*  Spencer is also pushing a fallacy common to sports journalists and fans alike, linking ticket prices to expenditures.  In reality, ticket prices and other sources of revenues are what ultimate determine expenses, not the other way around.  Let's not pretend that any owner isn't going to charge as much as he thinks he can get for a ticket, regardless of what payroll is.  If ticket prices go up, it isn't because payroll is going up, it is because the owner thinks he can make more money by increasing ticket prices.

The fans should care because the Angels can find better ways to spend $86 million.  Spencer, and some others out there, choose to view this as a binary decision -- either the Angels spend $86 million on Wells, or they create a big bonfire in the parking lot and set the money on fire.  Clearly, the Angels are better with Wells than with a parking lot filled with the ashes of 860,000 one hundred dollar bills, so this is a good move.

But that's not the case.  The management of any sports team is about resource management.  Do you want to devote $4 million more to amateur signings in a given year, which could pay off big down the road?  Or do you want to devote that money to payroll in the current year, which could lead to more wins, and thus more fan enthusiasm, and higher attendance, and more revenues that will end up possibly more than covering the $4 million more you spent in the current year's payroll?

When people talk about "Moneyball" being a business book, that's what they are talking about...if you've got finite resources to devote to your organization, how do you best allocate them?  Spending $86 million on Vernon Wells means the Angels have that much less to spend on extended Jered Weaver, or pursuing C.J. Wilson this offseason, or building a fancy new scoreboard for their stadium, or going above-slot to sign a draft pick.  That's $86 million they are spending on a guy who, most likely, will be a good, not great, player, that they can't spend elsewhere.

And that's why, as a Rangers fan, I'm happy Anaheim made this move.  Yes, it may, if Wells works out, mean they win an extra game or two, in a season where they look like the third best team in the A.L. West, a team that should finish around .500.

But it also means that they have that much less of an ability, going forward, to spend money in a way that could provide more benefit for the team.  And that's a good thing for the Rangers.

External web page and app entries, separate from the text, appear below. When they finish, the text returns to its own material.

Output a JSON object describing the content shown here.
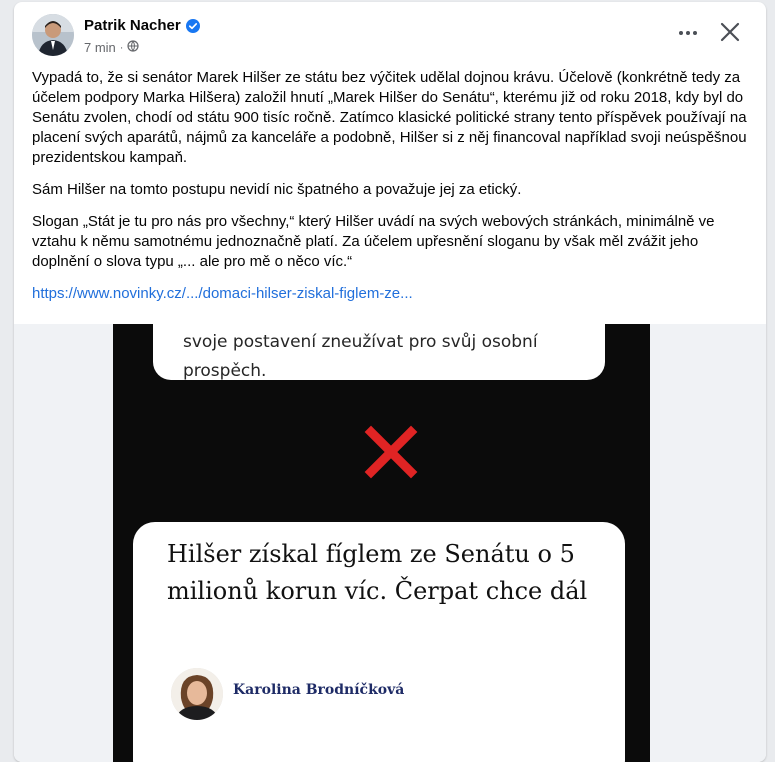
{
  "post": {
    "author": "Patrik Nacher",
    "time": "7 min",
    "paragraphs": [
      "Vypadá to, že si senátor Marek Hilšer ze státu bez výčitek udělal dojnou krávu. Účelově (konkrétně tedy za účelem podpory Marka Hilšera) založil hnutí „Marek Hilšer do Senátu“, kterému již od roku 2018, kdy byl do Senátu zvolen, chodí od státu 900 tisíc ročně. Zatímco klasické politické strany tento příspěvek používají na placení svých aparátů, nájmů za kanceláře a podobně, Hilšer si z něj financoval například svoji neúspěšnou prezidentskou kampaň.",
      "Sám Hilšer na tomto postupu nevidí nic špatného a považuje jej za etický.",
      "Slogan „Stát je tu pro nás pro všechny,“ který Hilšer uvádí na svých webových stránkách, minimálně ve vztahu k němu samotnému jednoznačně platí. Za účelem upřesnění sloganu by však měl zvážit jeho doplnění o slova typu „... ale pro mě o něco víc.“"
    ],
    "link": "https://www.novinky.cz/.../domaci-hilser-ziskal-figlem-ze..."
  },
  "image": {
    "top_card_lines": [
      "svoje postavení zneužívat pro svůj osobní",
      "prospěch."
    ],
    "article_title": "Hilšer získal fíglem ze Senátu o 5 milionů korun víc. Čerpat chce dál",
    "reporter": "Karolina Brodníčková"
  },
  "icons": {
    "verified": "verified-badge-icon",
    "privacy": "globe-icon",
    "more": "more-options-icon",
    "close": "close-icon",
    "cross": "red-x-icon"
  },
  "colors": {
    "link": "#216fdb",
    "verified": "#1877f2",
    "cross": "#e02424",
    "reporter": "#1e2b66"
  }
}
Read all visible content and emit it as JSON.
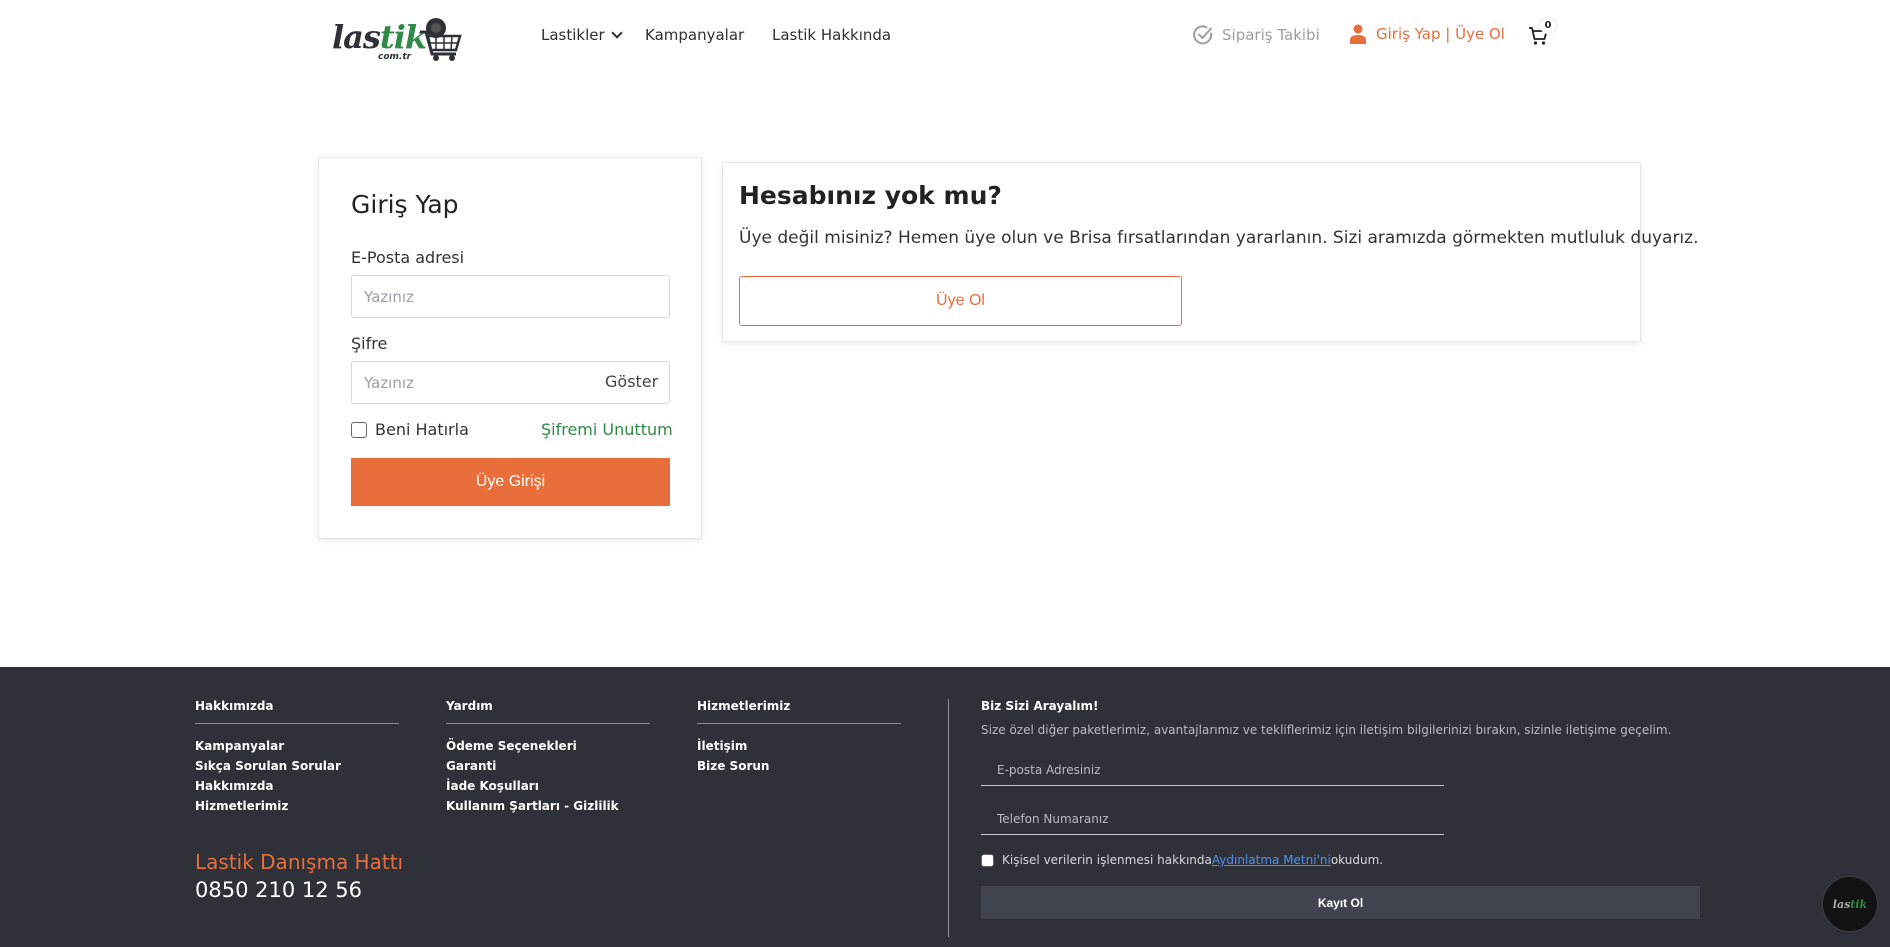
{
  "header": {
    "logo": {
      "text_a": "las",
      "text_b": "tik",
      "sub": "com.tr"
    },
    "nav": [
      {
        "label": "Lastikler",
        "has_dropdown": true
      },
      {
        "label": "Kampanyalar"
      },
      {
        "label": "Lastik Hakkında"
      }
    ],
    "order_tracking": "Sipariş Takibi",
    "login_register": "Giriş Yap | Üye Ol",
    "cart_count": "0"
  },
  "login": {
    "title": "Giriş Yap",
    "email_label": "E-Posta adresi",
    "email_placeholder": "Yazınız",
    "password_label": "Şifre",
    "password_placeholder": "Yazınız",
    "show_label": "Göster",
    "remember_label": "Beni Hatırla",
    "forgot_label": "Şifremi Unuttum",
    "submit_label": "Üye Girişi"
  },
  "register": {
    "title": "Hesabınız yok mu?",
    "text": "Üye değil misiniz? Hemen üye olun ve Brisa fırsatlarından yararlanın. Sizi aramızda görmekten mutluluk duyarız.",
    "button_label": "Üye Ol"
  },
  "footer": {
    "columns": [
      {
        "title": "Hakkımızda",
        "links": [
          "Kampanyalar",
          "Sıkça Sorulan Sorular",
          "Hakkımızda",
          "Hizmetlerimiz"
        ]
      },
      {
        "title": "Yardım",
        "links": [
          "Ödeme Seçenekleri",
          "Garanti",
          "İade Koşulları",
          "Kullanım Şartları - Gizlilik"
        ]
      },
      {
        "title": "Hizmetlerimiz",
        "links": [
          "İletişim",
          "Bize Sorun"
        ]
      }
    ],
    "hotline_title": "Lastik Danışma Hattı",
    "hotline_number": "0850 210 12 56",
    "callus": {
      "title": "Biz Sizi Arayalım!",
      "description": "Size özel diğer paketlerimiz, avantajlarımız ve tekliflerimiz için iletişim bilgilerinizi bırakın, sizinle iletişime geçelim.",
      "email_placeholder": "E-posta Adresiniz",
      "phone_placeholder": "Telefon Numaranız",
      "consent_prefix": "Kişisel verilerin işlenmesi hakkında",
      "consent_link": "Aydınlatma Metni'ni",
      "consent_suffix": "okudum.",
      "submit_label": "Kayıt Ol"
    }
  },
  "chat_widget": {
    "text_a": "las",
    "text_b": "tik"
  },
  "colors": {
    "accent": "#e86e3b",
    "green": "#2f8a47",
    "footer_bg": "#2e3138",
    "link_blue": "#4f8ff0"
  }
}
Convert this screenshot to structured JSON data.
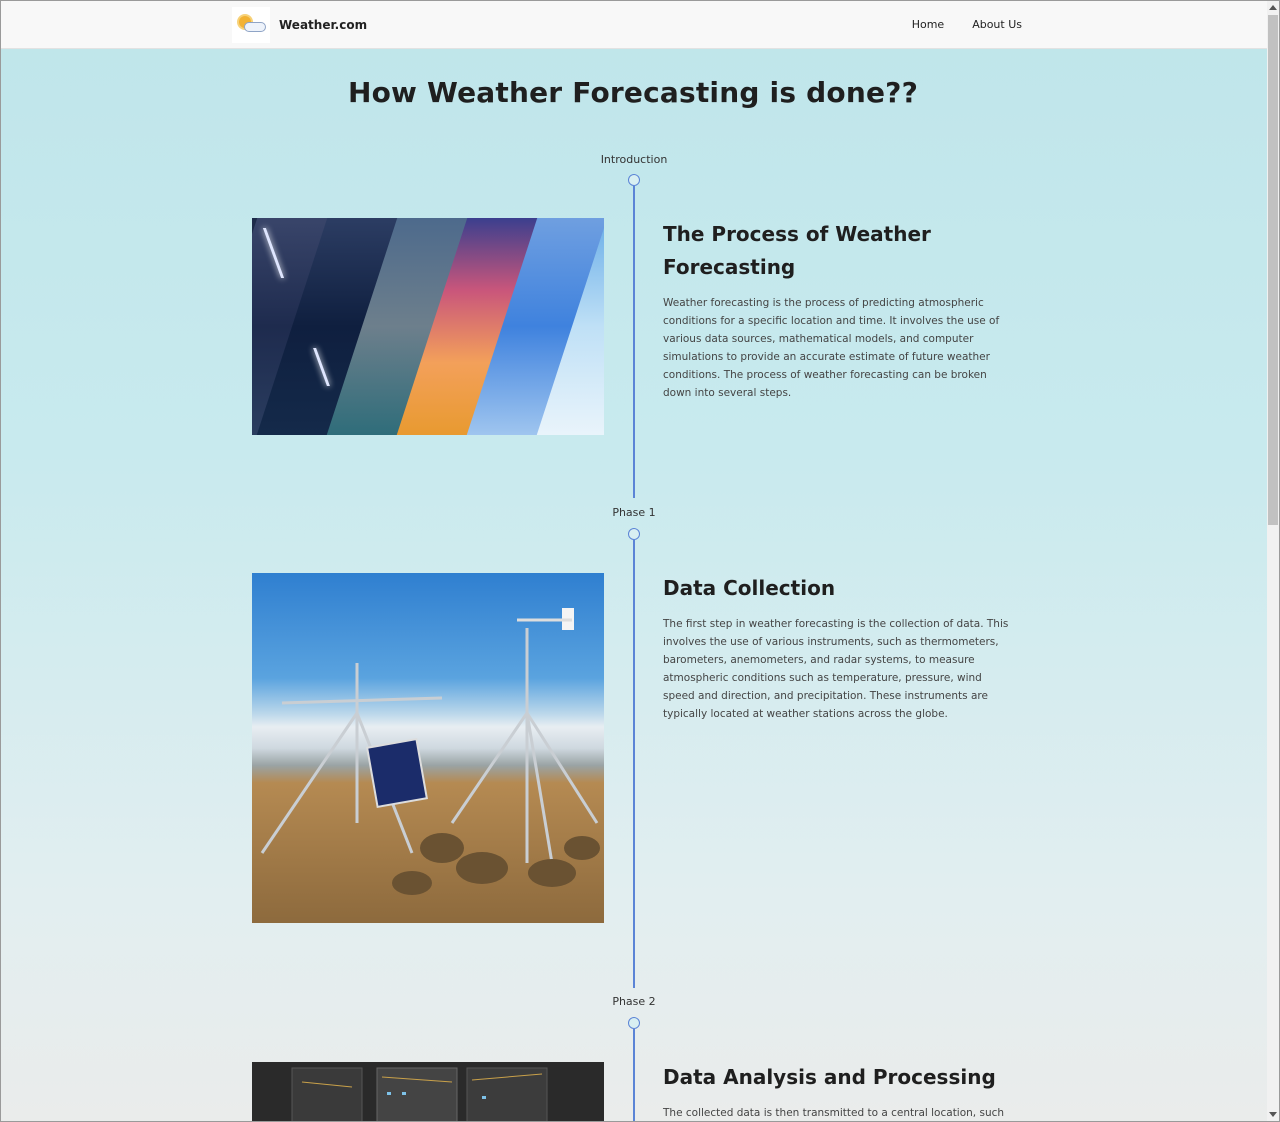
{
  "navbar": {
    "brand": "Weather.com",
    "links": [
      "Home",
      "About Us"
    ]
  },
  "page_title": "How Weather Forecasting is done??",
  "sections": [
    {
      "phase": "Introduction",
      "title": "The Process of Weather Forecasting",
      "body": "Weather forecasting is the process of predicting atmospheric conditions for a specific location and time. It involves the use of various data sources, mathematical models, and computer simulations to provide an accurate estimate of future weather conditions. The process of weather forecasting can be broken down into several steps.",
      "image": "weather-collage"
    },
    {
      "phase": "Phase 1",
      "title": "Data Collection",
      "body": "The first step in weather forecasting is the collection of data. This involves the use of various instruments, such as thermometers, barometers, anemometers, and radar systems, to measure atmospheric conditions such as temperature, pressure, wind speed and direction, and precipitation. These instruments are typically located at weather stations across the globe.",
      "image": "weather-station"
    },
    {
      "phase": "Phase 2",
      "title": "Data Analysis and Processing",
      "body": "The collected data is then transmitted to a central location, such as a",
      "image": "server-rack"
    }
  ],
  "colors": {
    "timeline": "#5b84d6",
    "title": "#1f1f1f"
  }
}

And finally, this notion that Spencer pushes, that this " wouldn't have been an issue back in the day when it was the game that mattered, not economics"...when was that, exactly?  Steve Carlton got traded to the Phillies from the Cardinals because of economics.  Connie Mack broke up the Philadelphia A's on multiple occasions because of economics.  The Black Sox scandal in 1919 was about economics.  The Federal League in 1914 was about economics.

Baseball has always been about economics.  Fans and the media just don't try to stick their heads in the sand about that issue anymore.

X
Log In Sign Up

forgot?
Log In Sign Up

Forgot password?

We'll email you a reset link.

If you signed up using a 3rd party account like Facebook or Twitter, please login with it instead.

Forgot password?

Try another email?

Almost done,

Join Lone Star Ball

You must be a member of Lone Star Ball to participate.

We have our own Community Guidelines at Lone Star Ball. You should read them.

Join Lone Star Ball

You must be a member of Lone Star Ball to participate.

We have our own Community Guidelines at Lone Star Ball. You should read them.

Spinner

Authenticating

Great!

Choose an available username to complete sign up.

In order to provide our users with a better overall experience, we ask for more information from Facebook when using it to login so that we can learn more about our audience and provide you with the best possible experience. We do not store specific user data and the sharing of it is not required to login with Facebook.

tracking_pixel_9351_tracker